Frequently asked questions about the coronavirus outbreak
UPDATED as of July 4, 2020
What is Covid-19?
Covid-19, short for coronavirus disease, is an illness caused by the coronavirus SARS-CoV-2, short for severe acute respiratory syndrome coronavirus 2. Common symptoms of the disease include fever, dry cough, fatigue, shortness of breath and breathing difficulties. In severe cases, the infection can cause pneumonia, severe acute respiratory syndrome, kidney failure and even death.
How contagious is Covid-19?
Covid-19 can spread easily from person to person, especially in enclosed spaces. The virus can travel through the air in respiratory droplets produced when a sick person breathes, talks, coughs or sneezes. As the virus can also survive on plastic and steel surfaces for up to 72 hours and on cardboard for up to 24 hours, any contact with such surfaces can also spread the virus. Symptoms take between two to 14 days to appear, during which time the carrier is believed to be contagious.
Where did the virus come from?
The virus was first identified in Wuhan, China in late December. The coronavirus is a large family of viruses that is responsible for everything from the common cold to Middle East Respiratory Syndrome (MERS) and Severe Acute Respiratory Syndrome (SARS). After an initial outbreak in Wuhan that spread across Hubei province, eventually infecting over 80,000 and killing more than 3,000, new infection rates in mainland China have dropped. However, the disease has since spread across the world at an alarming rate.
What is the current status of Covid-19?
The World Health Organisation has called the ongoing outbreak a “pandemic” and urged countries across the world to take precautionary measures. Covid-19 had spread to 213 countries and infected more than 11,190,680 people with 529,113 deaths. In South Asia, India has reported the highest number of infections at 649,889 with 18,669 deaths. While Pakistan has reported 221,896 confirmed cases with 4,551 deaths. Nepal has so far reported 15,419 cases with 34 deaths.
How dangerous is the disease?
The mortality rate for Covid-19 is estimated to be 3.6 percent, but new studies have put the rate slightly higher at 5.7 percent. Although Covid-19 is not too dangerous to young healthy people, older individuals and those with immune-compromised systems are at greater risk of death. People with chronic medical conditions like heart disease, diabetes and lung disease, or those who’ve recently undergone serious medical procedures, are also at risk.
How do I keep myself safe?
The WHO advises that the most important thing you can do is wash your hands frequently with soap and water for at least 20 seconds or use hand sanitizers with at least 60 percent alcohol content. Avoid touching your eyes, nose and mouth with unclean hands. Clean and disinfect frequently used surfaces like your computers and phones. Avoid large crowds of people. Seek medical attention if symptoms persist for longer than a few days.
Is it time to panic?

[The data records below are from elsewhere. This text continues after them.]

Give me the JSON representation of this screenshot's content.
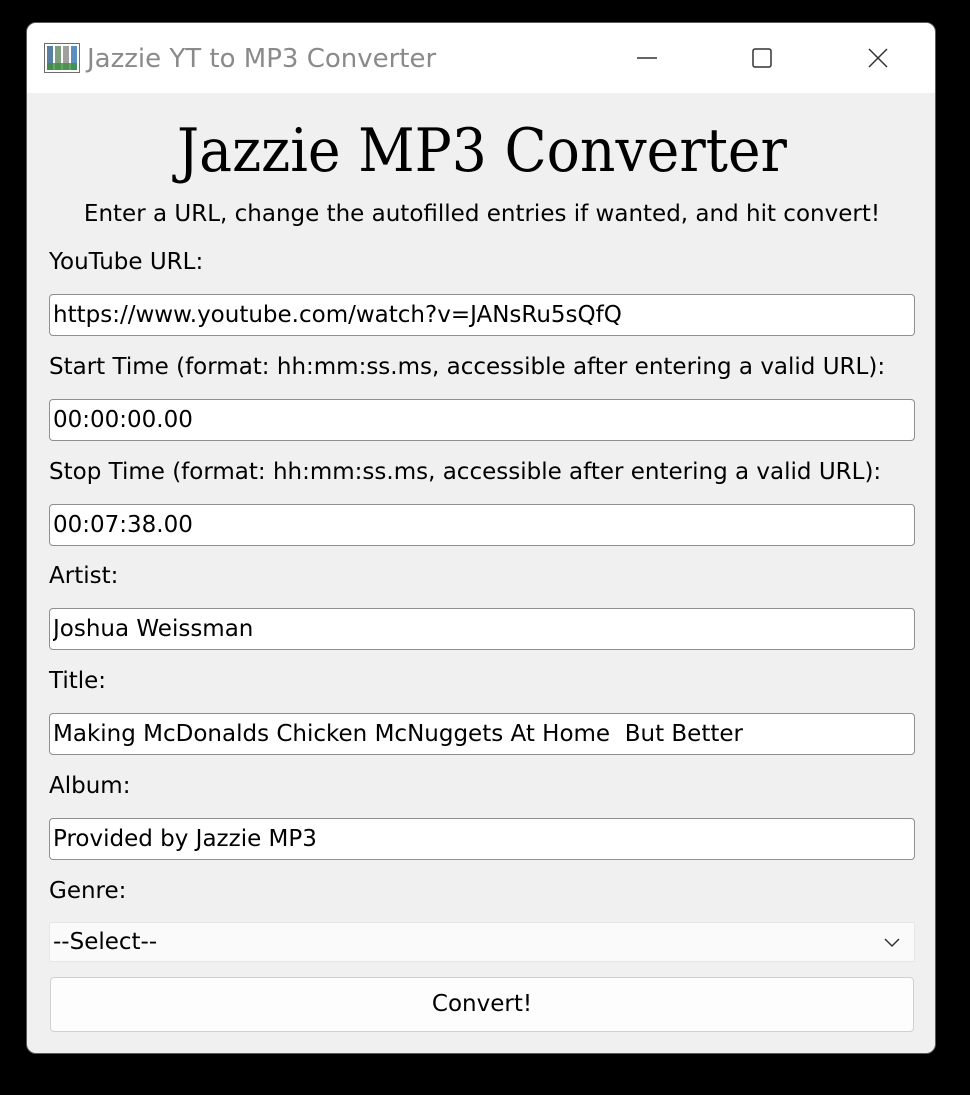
{
  "window": {
    "title": "Jazzie YT to MP3 Converter",
    "controls": {
      "minimize": "minimize-icon",
      "maximize": "maximize-icon",
      "close": "close-icon"
    }
  },
  "header": {
    "title": "Jazzie MP3 Converter",
    "instructions": "Enter a URL, change the autofilled entries if wanted, and hit convert!"
  },
  "form": {
    "url": {
      "label": "YouTube URL:",
      "value": "https://www.youtube.com/watch?v=JANsRu5sQfQ"
    },
    "start_time": {
      "label": "Start Time (format: hh:mm:ss.ms, accessible after entering a valid URL):",
      "value": "00:00:00.00"
    },
    "stop_time": {
      "label": "Stop Time (format: hh:mm:ss.ms, accessible after entering a valid URL):",
      "value": "00:07:38.00"
    },
    "artist": {
      "label": "Artist:",
      "value": "Joshua Weissman"
    },
    "title": {
      "label": "Title:",
      "value": "Making McDonalds Chicken McNuggets At Home  But Better"
    },
    "album": {
      "label": "Album:",
      "value": "Provided by Jazzie MP3"
    },
    "genre": {
      "label": "Genre:",
      "selected": "--Select--"
    },
    "convert_label": "Convert!"
  }
}
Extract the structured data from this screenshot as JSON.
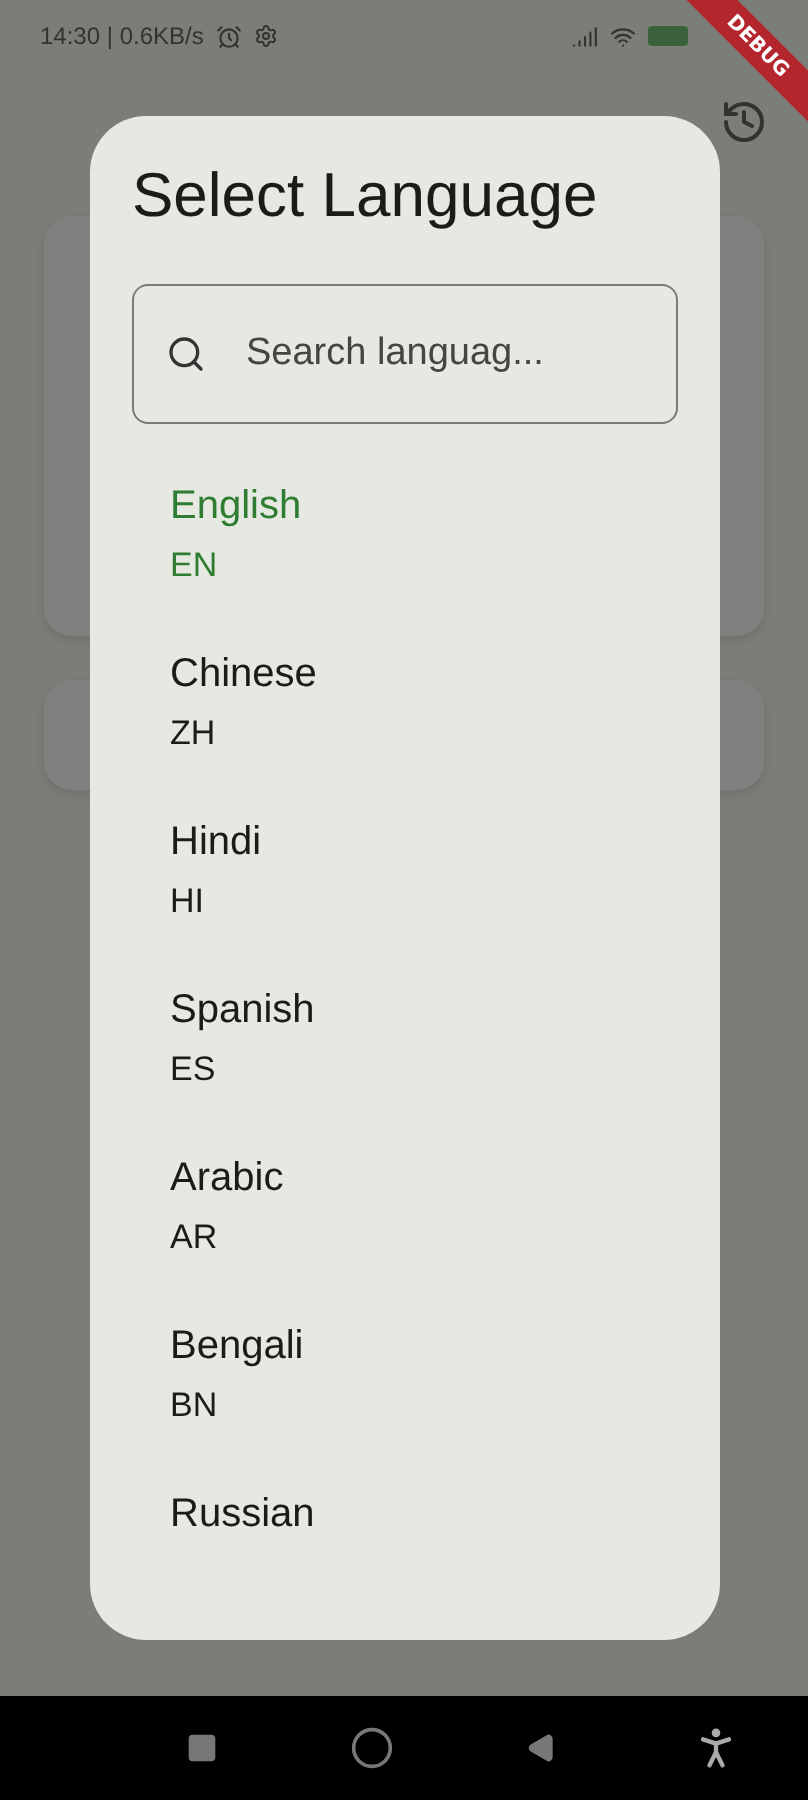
{
  "status_bar": {
    "time": "14:30 | 0.6KB/s"
  },
  "debug_banner": "DEBUG",
  "dialog": {
    "title": "Select Language",
    "search": {
      "placeholder": "Search languag..."
    },
    "languages": [
      {
        "name": "English",
        "code": "EN",
        "selected": true
      },
      {
        "name": "Chinese",
        "code": "ZH",
        "selected": false
      },
      {
        "name": "Hindi",
        "code": "HI",
        "selected": false
      },
      {
        "name": "Spanish",
        "code": "ES",
        "selected": false
      },
      {
        "name": "Arabic",
        "code": "AR",
        "selected": false
      },
      {
        "name": "Bengali",
        "code": "BN",
        "selected": false
      },
      {
        "name": "Russian",
        "selected": false
      }
    ]
  }
}
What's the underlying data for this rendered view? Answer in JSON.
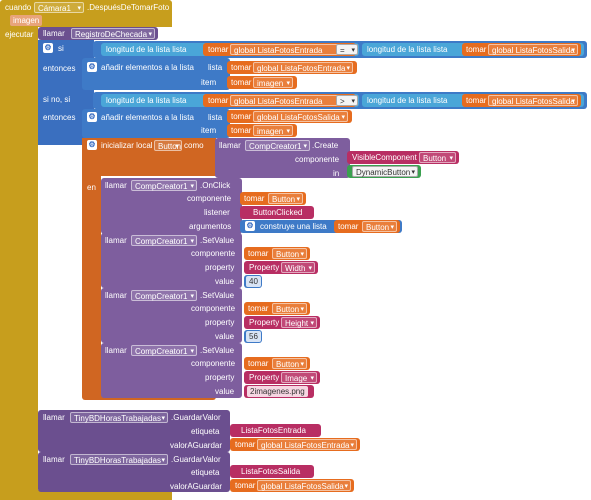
{
  "event": {
    "when": "cuando",
    "component": "Cámara1",
    "event": ".DespuésDeTomarFoto",
    "param": "imagen",
    "do": "ejecutar"
  },
  "call1": {
    "call": "llamar",
    "proc": "RegistroDeChecada"
  },
  "if": {
    "if": "si",
    "then": "entonces",
    "elseif": "si no, si",
    "then2": "entonces"
  },
  "list": {
    "length_of": "longitud de la lista  lista",
    "get": "tomar",
    "var_in": "global ListaFotosEntrada",
    "var_out": "global ListaFotosSalida",
    "eq": "=",
    "gt": ">",
    "add_items": "añadir elementos a la lista",
    "lista": "lista",
    "item": "item",
    "imagen": "imagen"
  },
  "local": {
    "init": "inicializar local",
    "name": "Button",
    "as": "como",
    "in": "en"
  },
  "create": {
    "call": "llamar",
    "comp": "CompCreator1",
    "method": ".Create",
    "componente": "componente",
    "visible": "VisibleComponent",
    "visible_val": "Button",
    "in": "in",
    "dynamic": "DynamicButton"
  },
  "onclick": {
    "call": "llamar",
    "comp": "CompCreator1",
    "method": ".OnClick",
    "componente": "componente",
    "listener": "listener",
    "listener_val": "ButtonClicked",
    "argumentos": "argumentos",
    "build_list": "construye una lista"
  },
  "setvalues": [
    {
      "call": "llamar",
      "comp": "CompCreator1",
      "method": ".SetValue",
      "componente": "componente",
      "property": "property",
      "prop": "Property",
      "prop_val": "Width",
      "value": "value",
      "val": "40"
    },
    {
      "call": "llamar",
      "comp": "CompCreator1",
      "method": ".SetValue",
      "componente": "componente",
      "property": "property",
      "prop": "Property",
      "prop_val": "Height",
      "value": "value",
      "val": "56"
    },
    {
      "call": "llamar",
      "comp": "CompCreator1",
      "method": ".SetValue",
      "componente": "componente",
      "property": "property",
      "prop": "Property",
      "prop_val": "Image",
      "value": "value",
      "val": "2imagenes.png"
    }
  ],
  "tinydb": [
    {
      "call": "llamar",
      "comp": "TinyBDHorasTrabajadas",
      "method": ".GuardarValor",
      "tag": "etiqueta",
      "tag_val": "ListaFotosEntrada",
      "store": "valorAGuardar",
      "store_var": "global ListaFotosEntrada"
    },
    {
      "call": "llamar",
      "comp": "TinyBDHorasTrabajadas",
      "method": ".GuardarValor",
      "tag": "etiqueta",
      "tag_val": "ListaFotosSalida",
      "store": "valorAGuardar",
      "store_var": "global ListaFotosSalida"
    }
  ],
  "colors": {
    "event": "#c79e1d",
    "control": "#d06622",
    "component": "#6b4f8f",
    "list": "#3e7ac7",
    "variable": "#e66c1f",
    "text": "#b82e63"
  }
}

No. The government has imposed a lockdown to limit the spread of the virus. There is no need to begin stockpiling food, cooking gas or hand sanitizers. However, it is always prudent to take sensible precautions like the ones identified above.